Put 400 ml of water in a small pan and bring to a boil.
Pierce the rounder end of the egg with a thumb tack. See Recipe ID: 1528080 for details.
Turn the heat off under the Step 1 pan when the water has come to a boil. Add the pierced, still-cold eggs from Step 2.
The eggs will stick out a little bit from the water, but it's not a problem. Cover with a lid and leave it to cook for 10 minutes.
I measure the water temperature during the 10 minutes. After 3 minutes: 83°C. After 5 minutes: 78°C. After 8 minutes: 74°C. After 10 minutes: 71°C.
After 10 minutes, take the eggs out immediately and run cold water over them. Leave them in cold water until they are cooled down completely.
I used medium sized eggs. The ambient temperature in the room was 27°C though, so the water may cool slower or faster if it's hotter or colder.
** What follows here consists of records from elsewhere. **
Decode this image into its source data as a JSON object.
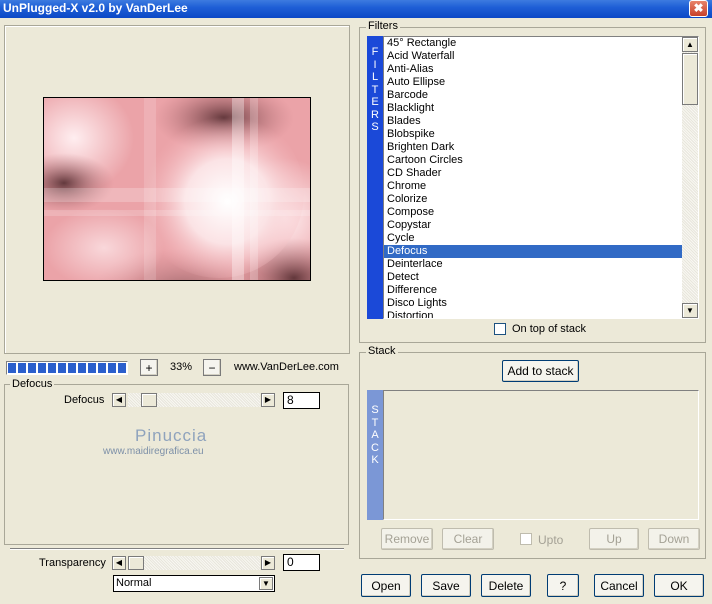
{
  "window": {
    "title": "UnPlugged-X v2.0 by VanDerLee",
    "close_icon": "✖"
  },
  "zoom": {
    "progress_segments": 12,
    "minus_label": "−",
    "plus_label": "+",
    "value": "33%"
  },
  "website": "www.VanDerLee.com",
  "defocus_group": {
    "label": "Defocus",
    "param_label": "Defocus",
    "param_value": "8",
    "slider_fraction": 0.06,
    "watermark": {
      "name": "Pinuccia",
      "url": "www.maidiregrafica.eu"
    }
  },
  "transparency": {
    "label": "Transparency",
    "value": "0",
    "slider_fraction": 0.0
  },
  "blend_mode": {
    "selected": "Normal"
  },
  "filters": {
    "label": "Filters",
    "tab_letters": [
      "F",
      "I",
      "L",
      "T",
      "E",
      "R",
      "S"
    ],
    "items": [
      "45° Rectangle",
      "Acid Waterfall",
      "Anti-Alias",
      "Auto Ellipse",
      "Barcode",
      "Blacklight",
      "Blades",
      "Blobspike",
      "Brighten Dark",
      "Cartoon Circles",
      "CD Shader",
      "Chrome",
      "Colorize",
      "Compose",
      "Copystar",
      "Cycle",
      "Defocus",
      "Deinterlace",
      "Detect",
      "Difference",
      "Disco Lights",
      "Distortion"
    ],
    "selected": "Defocus",
    "on_top_label": "On top of stack",
    "on_top_checked": false
  },
  "stack": {
    "label": "Stack",
    "add_label": "Add to stack",
    "tab_letters": [
      "S",
      "T",
      "A",
      "C",
      "K"
    ],
    "remove_label": "Remove",
    "clear_label": "Clear",
    "upto_label": "Upto",
    "up_label": "Up",
    "down_label": "Down"
  },
  "buttons": {
    "open": "Open",
    "save": "Save",
    "delete": "Delete",
    "help": "?",
    "cancel": "Cancel",
    "ok": "OK"
  },
  "colors": {
    "accent": "#316ac5",
    "tab_blue": "#1b49d8",
    "stack_tab": "#7b97d6"
  },
  "icons": {
    "scroll_up": "▲",
    "scroll_down": "▼",
    "slider_left": "◀",
    "slider_right": "▶",
    "dropdown": "▼"
  }
}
Keep the heat conductivity of the pan in mind too. I used a 15 cm diameter small pan and kept it on the stove top. Aluminum pans conduct heat better, so the hot water will cool faster.
Note: According to new food and nutrition guidelines, a size M egg is 58 to 64 g. A size L egg is 64-70 g. Use "M" eggs.
Note: Here I used 64 g eggs with success! After 10 minutes the water temperature was 71°C. This was an ungraded egg but again, to be redundant, please use size "M" eggs.
For L or LL (extra-large) eggs: They took 11 minutes when the room temperature was 27°C again. The egg on the left is an extra-large (LL) that weighs 74 g. The one on the right is L size and weighs 69 g. Leave the eggs in the hot water until they have set as much as you like.
To list the times by size, using 400 ml of water covered with a lid. Size M: 10 minutes; size L: 11 minutes; size LL: 12 minutes. But it varies depending on the room temperature. (continued in Step 13)
The times listed in Step 12 are for when the room temperature is 27°C in the summer. In May, when the room temperature was 23°C size M eggs (62 and 63g) took 12 minutes.
Story Behind this Recipe
Conventional wisdom says that you need to use room temperature eggs... But onsen soft-boiled eggs are made by taking advantage of the different set points between the yolk and white of an egg, so if you add still-cold eggs straight from the refrigerator, the water temperature goes down, which is good. The important thing is to maintain a water temperature above 70 °C. I experimented.
Since cold eggs are used, I pierced the shells beforehand to prevent them from cracking. This is quite easy to do. Then just put the eggs in the hot water and set the timer! Make sure to measure out the water properly and to start the timer after putting the lid on, since the ambient temperature can affect the results. In addition, try to use the same pan every time for consistent results.